Physician turned internationally renowned biochemist and pharmaceutical executive P. Roy Vagelos, MD, never planned his career path. “Each step led to the next,” he says. “Recognition was never my motivation. I wanted to work where I could be productive and make important things happen.”
Following a decade at the National Institutes of Health, Vagelos joined the faculty of Washington University School of Medicine in 1966 as head of the Department of Biological Chemistry, now called the Department of Biochemistry and Molecular Biophysics. During his nine years at WashU, he founded two pioneering programs: the Medical Scientist Training Program (MSTP), combining elements of the MD and PhD programs into a rigorous curriculum for future physician-scientists; and the Division of Biology & Biomedical Sciences (DBBS), a transformative model for interdisciplinary education and research across the life sciences that united WashU’s main and medical campuses. He also was instrumental in recruiting a cohort of Black medical students from historically Black colleges and universities to diversify the student body and advance racial equity in health care.
Vagelos left WashU in 1975 to direct research at Merck & Co., where he eventually became CEO and chairman. Since then, both MSTP and DBBS have risen to top ranks nationwide. Graduates of these lauded programs are advancing medicine and improving health across the globe.
In 2021, Vagelos and his wife, Diana, contributed $15 million to DBBS to fund graduate fellowships and bolster undergraduate programs. Their gift honors the late Chancellor Emeritus William H. Danforth, who recruited Vagelos to WashU, supported his visionary ideas and became a longtime friend. The university renamed DBBS the Roy and Diana Vagelos Division of Biology & Biomedical Sciences in recognition of the couple’s generosity.
How did you become a scientist?
After I graduated from medical school in 1954, I was assigned to the National Institutes of Health to complete two years of required service to the federal government. There, I met Earl Stadtman, a PhD from the University of California, Berkeley, who was one of the outstanding biochemists of the world. Although he had never worked with an MD and I had never worked in a laboratory, he agreed to take me on. For two years, he led me through biochemistry. With his encouragement, I stayed at the NIH for eight more years, conducting research independently and starting my career as a scientist.
Every successful scientist has had a mentor like Earl, who turned him or her on to science. Colleagues at the medical school and I introduced the idea of giving training and research opportunities to undergraduates through DBBS for this reason. Getting these students into laboratories so that they can participate in real experiments, not just learn from a textbook, is so important. This access sparks an interest in the sciences early on in a young person’s life and helps build the pipeline of future scientists.
How does basic science advance health care?
Nearly every improvement in health care in the last 50 years began with a basic scientific breakthrough. When a scientist makes a discovery at a molecular level, others leverage that knowledge to learn even more, as we recently saw with messenger RNA and the development of COVID vaccines. Answering fundamental questions about the body and disease is key to identifying therapeutic approaches.
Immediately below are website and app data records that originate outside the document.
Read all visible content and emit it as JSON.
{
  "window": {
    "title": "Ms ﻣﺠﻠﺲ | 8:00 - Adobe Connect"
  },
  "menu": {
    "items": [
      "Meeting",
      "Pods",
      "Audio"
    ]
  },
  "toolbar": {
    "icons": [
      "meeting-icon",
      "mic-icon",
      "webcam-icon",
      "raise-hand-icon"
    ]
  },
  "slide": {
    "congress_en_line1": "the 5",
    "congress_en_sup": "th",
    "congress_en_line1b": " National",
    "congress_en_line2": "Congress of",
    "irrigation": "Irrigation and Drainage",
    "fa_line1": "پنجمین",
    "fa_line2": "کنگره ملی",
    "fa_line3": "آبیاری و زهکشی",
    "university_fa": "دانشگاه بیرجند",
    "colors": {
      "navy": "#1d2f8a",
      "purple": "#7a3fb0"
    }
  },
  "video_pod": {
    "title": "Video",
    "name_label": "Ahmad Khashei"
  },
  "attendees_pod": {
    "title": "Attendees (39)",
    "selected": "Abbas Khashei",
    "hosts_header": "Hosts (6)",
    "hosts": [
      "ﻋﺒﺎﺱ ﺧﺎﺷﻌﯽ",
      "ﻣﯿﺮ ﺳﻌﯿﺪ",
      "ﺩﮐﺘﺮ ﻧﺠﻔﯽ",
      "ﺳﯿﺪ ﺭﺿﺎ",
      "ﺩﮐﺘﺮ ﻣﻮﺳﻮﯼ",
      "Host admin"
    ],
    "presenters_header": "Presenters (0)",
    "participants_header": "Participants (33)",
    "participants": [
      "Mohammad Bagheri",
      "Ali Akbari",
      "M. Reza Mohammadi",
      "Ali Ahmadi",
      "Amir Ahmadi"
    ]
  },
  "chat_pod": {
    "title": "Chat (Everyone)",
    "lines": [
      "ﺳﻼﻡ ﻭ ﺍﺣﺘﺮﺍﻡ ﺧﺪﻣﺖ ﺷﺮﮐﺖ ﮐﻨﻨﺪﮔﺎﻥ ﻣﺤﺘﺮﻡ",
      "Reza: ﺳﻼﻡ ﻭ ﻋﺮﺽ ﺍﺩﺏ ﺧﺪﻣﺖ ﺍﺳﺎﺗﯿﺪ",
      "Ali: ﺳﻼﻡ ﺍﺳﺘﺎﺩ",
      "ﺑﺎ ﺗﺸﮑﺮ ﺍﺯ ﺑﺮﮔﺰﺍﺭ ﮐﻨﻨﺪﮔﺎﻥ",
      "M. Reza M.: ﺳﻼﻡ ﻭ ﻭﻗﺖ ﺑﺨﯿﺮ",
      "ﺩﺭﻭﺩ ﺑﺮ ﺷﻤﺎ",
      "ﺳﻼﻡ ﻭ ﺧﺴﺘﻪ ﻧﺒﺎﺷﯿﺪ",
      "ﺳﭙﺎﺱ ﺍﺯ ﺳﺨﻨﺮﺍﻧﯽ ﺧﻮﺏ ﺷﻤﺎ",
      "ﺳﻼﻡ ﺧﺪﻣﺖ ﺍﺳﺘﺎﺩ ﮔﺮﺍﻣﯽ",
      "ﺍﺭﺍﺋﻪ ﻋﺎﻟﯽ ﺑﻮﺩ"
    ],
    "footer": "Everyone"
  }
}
The critical importance of basic science to medicine underlies the role of the physician-scientist, who is both investigator and clinician. Physician-scientists are aware of the potential applications of science. At the same time, clues from studying diseases can open new avenues for research. The two realms are stronger together than alone, which was the impetus for establishing the Medical Scientist Training Program.
Why did the programs you founded at WashU succeed?
We had the world’s greatest faculty — people who were terrific scientists themselves and worked well with students.
In the case of MSTP, WashU was not the first to offer the combined degree program. But we were able to take the lead very quickly because few medical schools had the level of basic scientific expertise in their clinical departments that we did.
When I arrived at WashU, the six basic science departments recruited their own graduate students with varying degrees of success and did their own teaching. I was confident that we would be more effective together and that undergraduates would benefit greatly from taking courses led by basic science faculty from the med school. Within one year of its creation, DBBS greatly enhanced the quality of the undergraduate and graduate programs in the life sciences. The division also gave grad students the chance to complete their first year before choosing a discipline. To my astonishment, this structure became known as the WashU model, and it remains the standard for biomedical education today.
What impact did WashU have on you?
I come from a very humble background. My parents were immigrants from the small Greek island of Lesbos who only completed the sixth grade. I learned everything along the way, starting with English as a second language so I could go to elementary school.
At WashU, I gained the confidence to implement new ideas and lead an organization. I was able to continue building the strong biochemistry department and to start several programs that were new and different. Although I didn’t know it then, what I learned and accomplished at WashU prepared me for leadership